→ REQUIRED ACTION
Which lines of the material hold the word "title"? Copy each one.

→ DATASET CONTENT
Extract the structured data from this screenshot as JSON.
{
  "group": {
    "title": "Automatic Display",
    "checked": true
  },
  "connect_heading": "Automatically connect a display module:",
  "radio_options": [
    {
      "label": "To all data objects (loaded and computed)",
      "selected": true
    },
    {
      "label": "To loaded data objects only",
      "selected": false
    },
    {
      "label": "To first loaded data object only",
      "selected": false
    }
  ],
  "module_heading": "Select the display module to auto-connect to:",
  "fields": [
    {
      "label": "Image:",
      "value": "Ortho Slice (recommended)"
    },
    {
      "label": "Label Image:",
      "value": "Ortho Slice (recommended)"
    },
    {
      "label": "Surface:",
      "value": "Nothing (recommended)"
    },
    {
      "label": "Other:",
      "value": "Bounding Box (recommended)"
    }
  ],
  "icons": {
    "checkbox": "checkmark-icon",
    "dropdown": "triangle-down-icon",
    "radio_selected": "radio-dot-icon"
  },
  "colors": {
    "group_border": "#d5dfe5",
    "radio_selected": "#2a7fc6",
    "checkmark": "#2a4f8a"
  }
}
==
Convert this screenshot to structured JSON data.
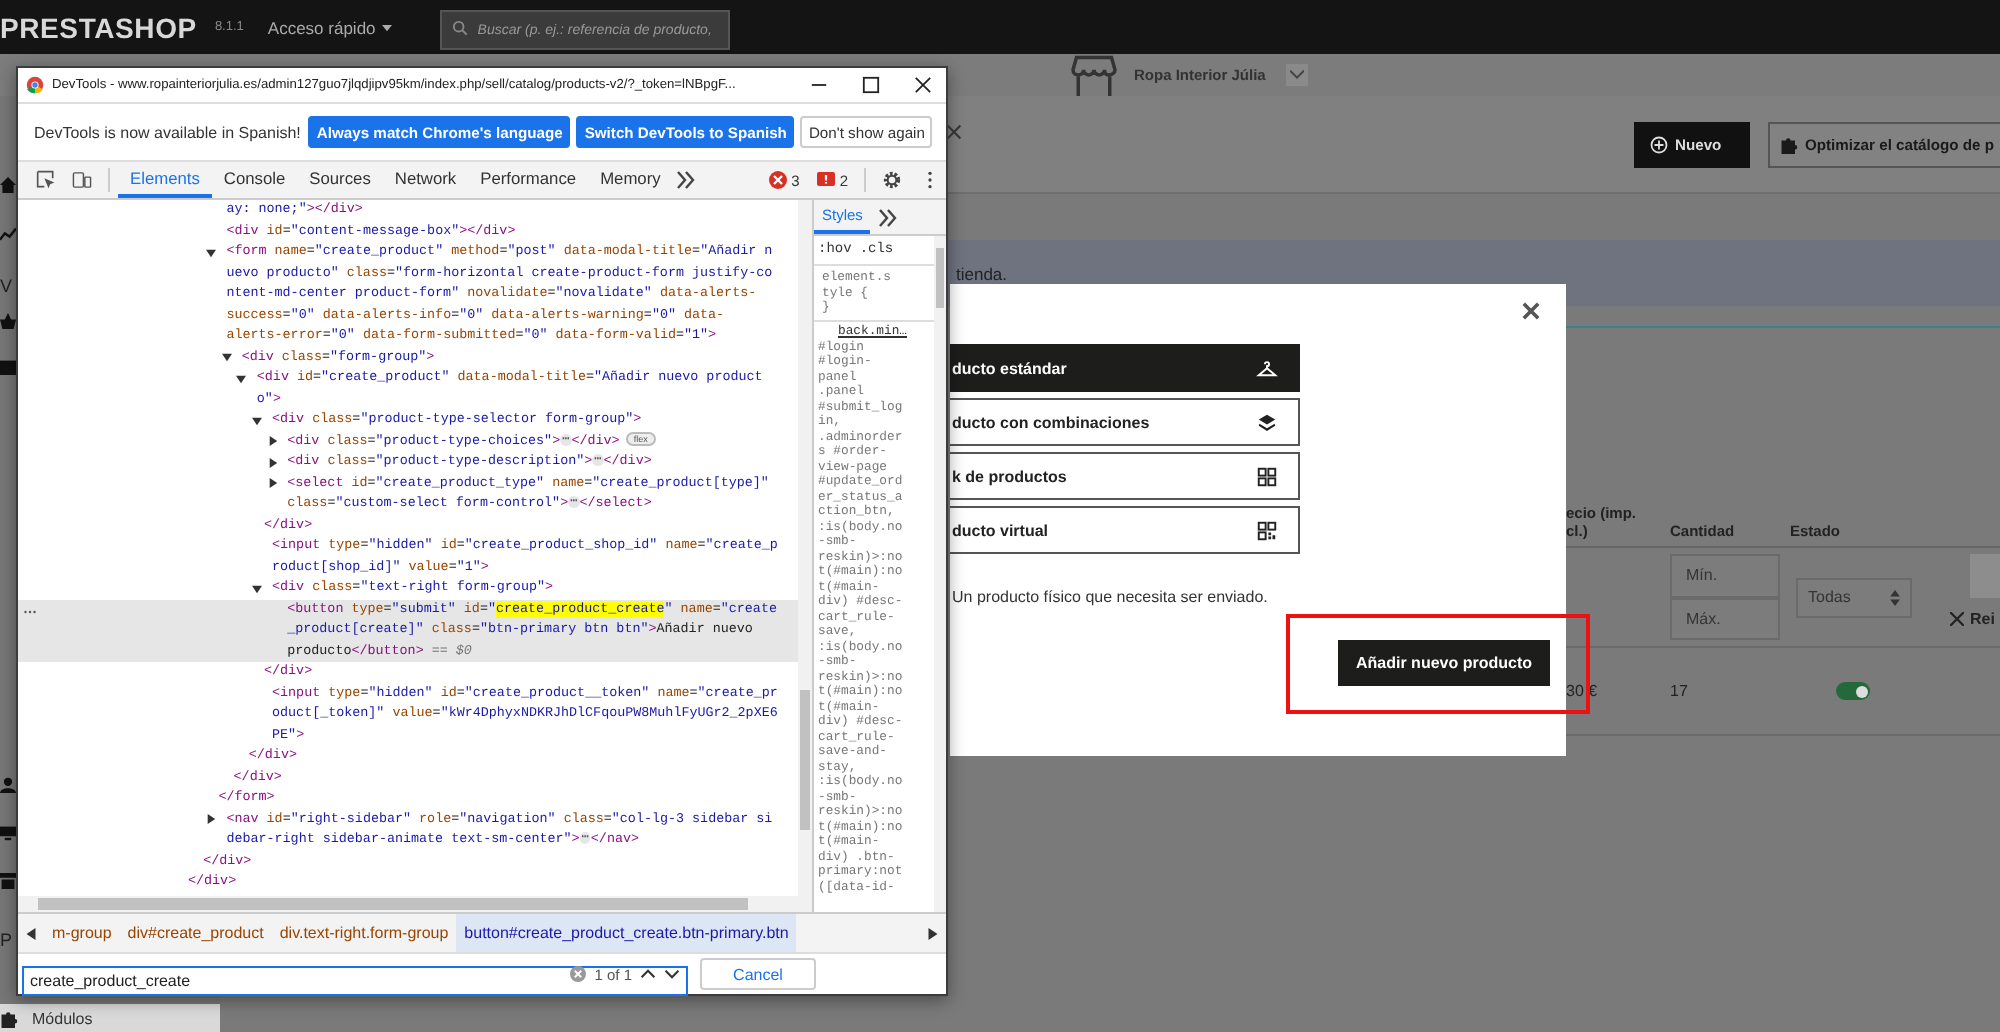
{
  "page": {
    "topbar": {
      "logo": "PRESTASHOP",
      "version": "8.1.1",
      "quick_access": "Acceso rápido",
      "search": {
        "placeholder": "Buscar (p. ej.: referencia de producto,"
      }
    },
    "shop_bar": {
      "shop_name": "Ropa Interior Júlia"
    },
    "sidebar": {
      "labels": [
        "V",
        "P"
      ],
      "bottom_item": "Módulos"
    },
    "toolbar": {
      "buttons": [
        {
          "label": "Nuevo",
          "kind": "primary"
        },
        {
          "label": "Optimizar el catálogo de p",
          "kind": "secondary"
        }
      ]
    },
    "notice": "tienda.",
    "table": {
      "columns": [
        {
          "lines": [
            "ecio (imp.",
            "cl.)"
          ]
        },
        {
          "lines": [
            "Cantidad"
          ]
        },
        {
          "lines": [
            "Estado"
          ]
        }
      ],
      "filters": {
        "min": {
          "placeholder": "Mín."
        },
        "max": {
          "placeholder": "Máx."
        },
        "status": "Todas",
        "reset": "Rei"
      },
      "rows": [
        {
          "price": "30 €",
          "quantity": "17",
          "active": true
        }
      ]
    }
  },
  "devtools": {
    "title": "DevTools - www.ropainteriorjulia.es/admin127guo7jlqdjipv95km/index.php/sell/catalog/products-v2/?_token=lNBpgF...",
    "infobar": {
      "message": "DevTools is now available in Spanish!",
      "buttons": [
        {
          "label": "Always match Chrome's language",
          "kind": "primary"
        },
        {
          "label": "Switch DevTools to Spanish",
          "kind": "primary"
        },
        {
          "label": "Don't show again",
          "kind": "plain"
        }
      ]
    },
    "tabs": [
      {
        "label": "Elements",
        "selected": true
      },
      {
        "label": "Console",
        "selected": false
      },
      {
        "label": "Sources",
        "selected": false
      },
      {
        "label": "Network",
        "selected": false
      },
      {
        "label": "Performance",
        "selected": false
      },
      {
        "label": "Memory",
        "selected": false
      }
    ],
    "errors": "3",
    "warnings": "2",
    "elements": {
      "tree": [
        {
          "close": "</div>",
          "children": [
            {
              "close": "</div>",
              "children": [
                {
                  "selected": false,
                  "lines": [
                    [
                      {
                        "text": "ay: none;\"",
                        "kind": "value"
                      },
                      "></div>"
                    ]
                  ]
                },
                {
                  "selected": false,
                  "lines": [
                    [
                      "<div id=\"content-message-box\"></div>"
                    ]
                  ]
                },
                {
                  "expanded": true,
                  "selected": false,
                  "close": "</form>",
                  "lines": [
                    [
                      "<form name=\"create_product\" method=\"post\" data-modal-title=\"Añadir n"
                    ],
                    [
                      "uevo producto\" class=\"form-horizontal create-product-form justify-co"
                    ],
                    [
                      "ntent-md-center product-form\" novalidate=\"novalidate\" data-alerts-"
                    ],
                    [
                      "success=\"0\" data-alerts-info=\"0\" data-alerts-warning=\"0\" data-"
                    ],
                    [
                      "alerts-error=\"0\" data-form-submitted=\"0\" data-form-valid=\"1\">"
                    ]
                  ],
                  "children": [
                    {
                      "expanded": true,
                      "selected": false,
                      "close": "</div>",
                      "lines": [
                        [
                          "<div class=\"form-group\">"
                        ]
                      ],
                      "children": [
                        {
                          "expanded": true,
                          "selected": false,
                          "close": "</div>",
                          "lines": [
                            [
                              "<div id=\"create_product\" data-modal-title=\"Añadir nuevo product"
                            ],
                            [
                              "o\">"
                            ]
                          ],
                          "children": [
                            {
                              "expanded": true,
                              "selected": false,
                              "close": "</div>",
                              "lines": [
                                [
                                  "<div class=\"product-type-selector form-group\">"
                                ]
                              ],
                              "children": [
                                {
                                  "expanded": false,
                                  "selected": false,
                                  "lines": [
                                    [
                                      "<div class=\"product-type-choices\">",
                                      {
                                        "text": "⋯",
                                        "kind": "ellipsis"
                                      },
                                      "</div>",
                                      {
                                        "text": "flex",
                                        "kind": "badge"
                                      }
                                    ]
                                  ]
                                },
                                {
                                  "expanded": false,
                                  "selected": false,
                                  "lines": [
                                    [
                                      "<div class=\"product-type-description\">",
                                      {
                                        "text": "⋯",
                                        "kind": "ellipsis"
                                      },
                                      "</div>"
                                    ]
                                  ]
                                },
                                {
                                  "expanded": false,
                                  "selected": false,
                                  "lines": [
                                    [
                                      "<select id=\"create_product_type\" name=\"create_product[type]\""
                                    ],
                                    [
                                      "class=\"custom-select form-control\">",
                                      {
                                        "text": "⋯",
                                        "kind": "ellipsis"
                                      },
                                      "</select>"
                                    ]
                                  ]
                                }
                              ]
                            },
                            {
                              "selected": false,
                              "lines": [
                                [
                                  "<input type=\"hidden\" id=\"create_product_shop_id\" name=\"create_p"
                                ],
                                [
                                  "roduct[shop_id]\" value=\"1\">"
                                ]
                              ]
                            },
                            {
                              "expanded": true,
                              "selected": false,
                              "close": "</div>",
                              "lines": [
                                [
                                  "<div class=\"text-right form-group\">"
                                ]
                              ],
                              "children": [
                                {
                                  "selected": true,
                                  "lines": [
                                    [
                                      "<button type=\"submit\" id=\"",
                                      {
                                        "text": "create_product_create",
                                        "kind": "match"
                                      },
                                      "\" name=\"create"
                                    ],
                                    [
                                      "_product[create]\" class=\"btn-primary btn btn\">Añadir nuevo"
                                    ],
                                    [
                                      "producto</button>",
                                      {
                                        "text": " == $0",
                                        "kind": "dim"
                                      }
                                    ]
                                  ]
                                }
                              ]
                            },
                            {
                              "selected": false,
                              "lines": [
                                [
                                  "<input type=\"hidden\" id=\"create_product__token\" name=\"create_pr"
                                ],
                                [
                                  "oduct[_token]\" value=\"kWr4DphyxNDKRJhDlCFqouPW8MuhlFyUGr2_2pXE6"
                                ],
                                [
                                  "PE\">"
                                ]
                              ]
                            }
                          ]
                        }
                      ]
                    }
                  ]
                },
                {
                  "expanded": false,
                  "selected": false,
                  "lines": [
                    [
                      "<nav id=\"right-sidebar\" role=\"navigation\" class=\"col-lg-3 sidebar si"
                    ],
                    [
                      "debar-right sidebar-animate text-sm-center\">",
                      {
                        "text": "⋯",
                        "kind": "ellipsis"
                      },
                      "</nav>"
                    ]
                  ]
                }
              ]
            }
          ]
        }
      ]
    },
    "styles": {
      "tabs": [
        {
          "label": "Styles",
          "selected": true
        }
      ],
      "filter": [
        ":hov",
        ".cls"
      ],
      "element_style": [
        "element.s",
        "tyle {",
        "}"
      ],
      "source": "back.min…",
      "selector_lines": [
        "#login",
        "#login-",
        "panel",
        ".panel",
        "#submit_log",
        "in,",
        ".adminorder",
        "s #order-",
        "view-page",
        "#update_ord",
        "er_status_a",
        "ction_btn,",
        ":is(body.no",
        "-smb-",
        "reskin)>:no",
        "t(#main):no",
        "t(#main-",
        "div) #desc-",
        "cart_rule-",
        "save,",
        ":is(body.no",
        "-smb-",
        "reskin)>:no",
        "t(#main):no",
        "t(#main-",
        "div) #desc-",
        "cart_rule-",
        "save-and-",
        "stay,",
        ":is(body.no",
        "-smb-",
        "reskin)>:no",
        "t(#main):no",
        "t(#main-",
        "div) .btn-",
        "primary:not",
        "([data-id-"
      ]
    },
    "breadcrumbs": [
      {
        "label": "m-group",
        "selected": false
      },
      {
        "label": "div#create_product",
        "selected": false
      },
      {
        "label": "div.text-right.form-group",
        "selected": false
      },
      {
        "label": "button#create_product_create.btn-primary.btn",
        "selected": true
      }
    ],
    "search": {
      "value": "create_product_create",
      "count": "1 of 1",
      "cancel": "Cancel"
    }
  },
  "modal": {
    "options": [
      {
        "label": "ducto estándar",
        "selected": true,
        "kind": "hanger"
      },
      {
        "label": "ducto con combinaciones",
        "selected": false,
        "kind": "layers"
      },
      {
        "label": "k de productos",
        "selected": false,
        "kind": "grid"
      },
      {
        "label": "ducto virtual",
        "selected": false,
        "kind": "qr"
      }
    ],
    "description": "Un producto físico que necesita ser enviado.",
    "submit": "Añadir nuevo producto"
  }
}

→ ANSWER TO THIS PROBLEM
    "title": "Automatic Display",
    "title": "DevTools - www.ropainteriorjulia.es/admin127guo7jlqdjipv95km/index.php/sell/catalog/products-v2/?_token=lNBpgF...",
                      "<form name=\"create_product\" method=\"post\" data-modal-title=\"Añadir n"
                              "<div id=\"create_product\" data-modal-title=\"Añadir nuevo product"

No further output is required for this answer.